The prospect for a repeal of the federal estate tax in the foreseeable future is essentially zero and, in half the U.S. jurisdictions, there is also a state estate tax (which can apply if you own property in that state or move there). Nobody knows whether the Congress and President will agree to a new federal estate tax exemption amount (the amount an individual, with planning, can pass free of federal estate tax). Despite rumors from Capitol Hill, we also do not know what that new amount might be - especially in light of the federal spending developments of the past few months. If that spending leads to greatly increased inflation, many more individuals may face being subject to the federal estate tax. Because of the virtual certainty that we will continue to have an estate tax, many individuals must plan if they wish to avoid paying it.

As the U.S. Supreme Court said:
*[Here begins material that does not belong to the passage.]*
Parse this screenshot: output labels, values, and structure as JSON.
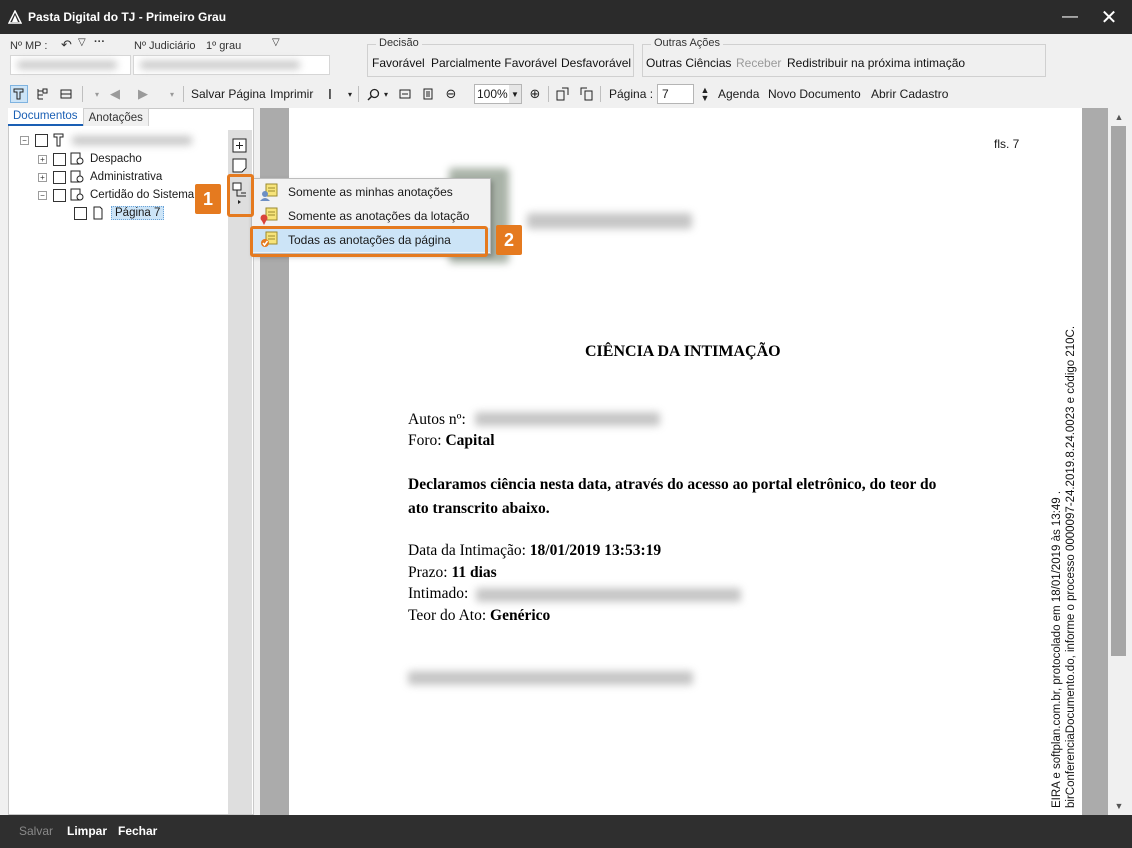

"Anyone may so arrange his affairs that his taxes shall be as low as possible; he is not bound to choose that pattern which will best pay the Treasury; there is not even a patriotic duty to increase one's taxes. Therefore, if what was done here was what was intended by [the statute], it is of no consequence that it was all an elaborate scheme to get rid of [estate] taxes, as it certainly was."
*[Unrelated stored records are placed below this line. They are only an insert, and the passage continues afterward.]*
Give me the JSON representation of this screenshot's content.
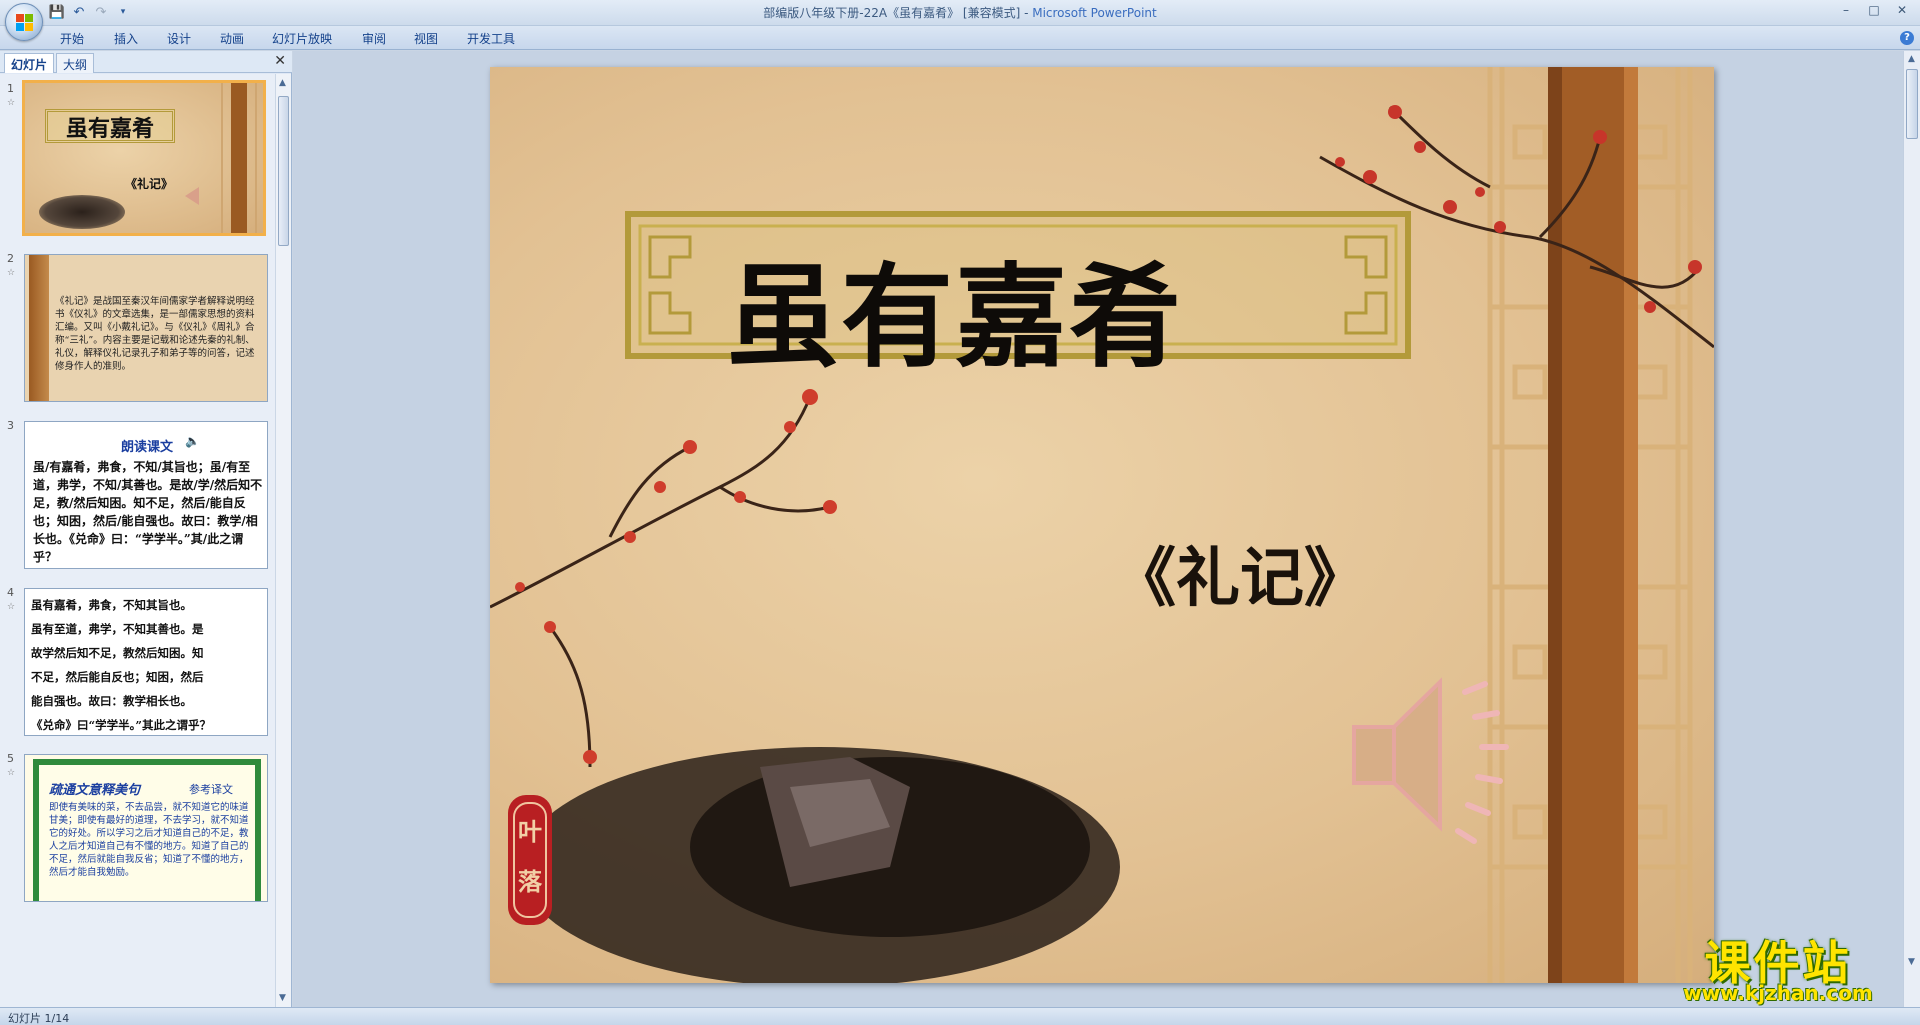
{
  "window": {
    "title": "部编版八年级下册-22A《虽有嘉肴》 [兼容模式] - ",
    "app_name": "Microsoft PowerPoint",
    "controls": [
      "–",
      "□",
      "✕"
    ]
  },
  "quick_access": {
    "icons": [
      "save-icon",
      "undo-icon",
      "redo-icon",
      "customize-icon"
    ]
  },
  "ribbon": {
    "tabs": [
      "开始",
      "插入",
      "设计",
      "动画",
      "幻灯片放映",
      "审阅",
      "视图",
      "开发工具"
    ]
  },
  "left_pane": {
    "tabs": [
      "幻灯片",
      "大纲"
    ],
    "close": "✕",
    "slides": [
      {
        "number": "1",
        "title": "虽有嘉肴",
        "subtitle": "《礼记》"
      },
      {
        "number": "2",
        "text": "《礼记》是战国至秦汉年间儒家学者解释说明经书《仪礼》的文章选集，是一部儒家思想的资料汇编。又叫《小戴礼记》。与《仪礼》《周礼》合称“三礼”。内容主要是记载和论述先秦的礼制、礼仪，解释仪礼记录孔子和弟子等的问答，记述修身作人的准则。"
      },
      {
        "number": "3",
        "heading": "朗读课文",
        "text": "虽/有嘉肴，弗食，不知/其旨也；虽/有至道，弗学，不知/其善也。是故/学/然后知不足，教/然后知困。知不足，然后/能自反也；知困，然后/能自强也。故曰：教学/相长也。《兑命》曰：“学学半。”其/此之谓乎？"
      },
      {
        "number": "4",
        "lines": [
          "虽有嘉肴，弗食，不知其旨也。",
          "虽有至道，弗学，不知其善也。是",
          "故学然后知不足，教然后知困。知",
          "不足，然后能自反也；知困，然后",
          "能自强也。故曰：教学相长也。",
          "《兑命》曰“学学半。”其此之谓乎？"
        ]
      },
      {
        "number": "5",
        "heading": "疏通文意释美句",
        "side": "参考译文",
        "text": "即使有美味的菜，不去品尝，就不知道它的味道甘美；即使有最好的道理，不去学习，就不知道它的好处。所以学习之后才知道自己的不足，教人之后才知道自己有不懂的地方。知道了自己的不足，然后就能自我反省；知道了不懂的地方，然后才能自我勉励。"
      }
    ]
  },
  "slide": {
    "title": "虽有嘉肴",
    "subtitle": "《礼记》",
    "seal": "叶落"
  },
  "status": {
    "text": "幻灯片 1/14"
  },
  "watermark": {
    "line1": "课件站",
    "line2": "www.kjzhan.com"
  }
}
For those who may be subject to federal or state estate tax, we are in a "perfect storm" that creates exceptional planning opportunities not likely to be seen again for many years. The factors that have come together to create this "perfect storm" are (a) reduced asset values; and (b) historically low interest rates.

Reduced Asset Values
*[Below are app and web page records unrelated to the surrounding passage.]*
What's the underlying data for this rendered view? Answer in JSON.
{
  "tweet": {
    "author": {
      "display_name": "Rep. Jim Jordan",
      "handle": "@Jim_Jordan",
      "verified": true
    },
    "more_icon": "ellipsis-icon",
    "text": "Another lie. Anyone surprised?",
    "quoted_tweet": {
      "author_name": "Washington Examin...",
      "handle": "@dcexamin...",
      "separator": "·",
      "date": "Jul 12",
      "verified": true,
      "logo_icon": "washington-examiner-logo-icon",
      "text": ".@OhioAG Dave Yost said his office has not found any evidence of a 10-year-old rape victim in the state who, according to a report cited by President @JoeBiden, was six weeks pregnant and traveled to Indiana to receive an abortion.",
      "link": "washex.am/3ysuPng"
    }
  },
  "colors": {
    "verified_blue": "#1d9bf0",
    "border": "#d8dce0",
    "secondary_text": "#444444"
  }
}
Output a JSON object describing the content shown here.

Reduced values for stocks, real estate, businesses, etc., mean that individuals can transfer these assets for less today than they could have just a few months ago.

For example, if a particular stock you own declined from $100 per share to $80, now you can transfer 162.5 shares with a $13,000 annual gift tax exclusion (it went up from $12,000 on January 1, 2009) instead of 130 shares had it remained at $100. Married couples can give twice that amount, or $26,000 per person, per year. Typically, clients transfer this amount to children, grandchildren and other close family members.

In addition, reduced real estate and business values mean that you can transfer a larger percentage of these assets free of federal gift tax by taking advantage of your $1 million lifetime exemption from federal gift tax.

Planning Tip: At a minimum, if you are subject to federal or state estate tax, you should take advantage of the annual gift tax exclusion ($13,000 per person as of January 1, 2009) to transfer assets with reduced values to children, grandchildren and others. Ideally, you should make these gifts in trust to provide the beneficiaries protection from divorce, creditors, predators, and themselves.

Historically Low Interest Rates

The other piece to the "perfect storm" is today's historically low interest rates. The January 2009 Applicable Federal Rates (AFRs) - the "safe harbor" interest rates provided by the government for, among other things, loans among family members - are as follows:

  • Short-term (not over 3 years): 0.81%
  • Mid-term (over 3 but not over 9 years): 2.06%
  • Long-term (over 9 years): 3.57%

Due to a number of reasons, these low interest rates make many estate planning strategies even more attractive, including:

  • Strategies that involve the use of loans at current interest rates; and
  • Strategies that assume (as required by the IRS) that the assets you transfer will grow at current interest rates. For transfers you make in January 2009, this rate is 2.4%.

We encourage you to contact your advisors to determine if one or more of these strategies is appropriate for you under the circumstances.

Conclusion

Despite these difficult economic times, there are many reasons why you should plan or update your planning now rather than wait until we have more economic certainty. Furthermore, in the current economic and political climate it is impossible to know which of us will be subject to federal (or state) estate tax in the future. We do know, however, that the federal estate tax is not going away. If you may be subject to estate tax, the current "perfect storm" creates a unique opportunity for the planning team to help you meet your goals and objectives.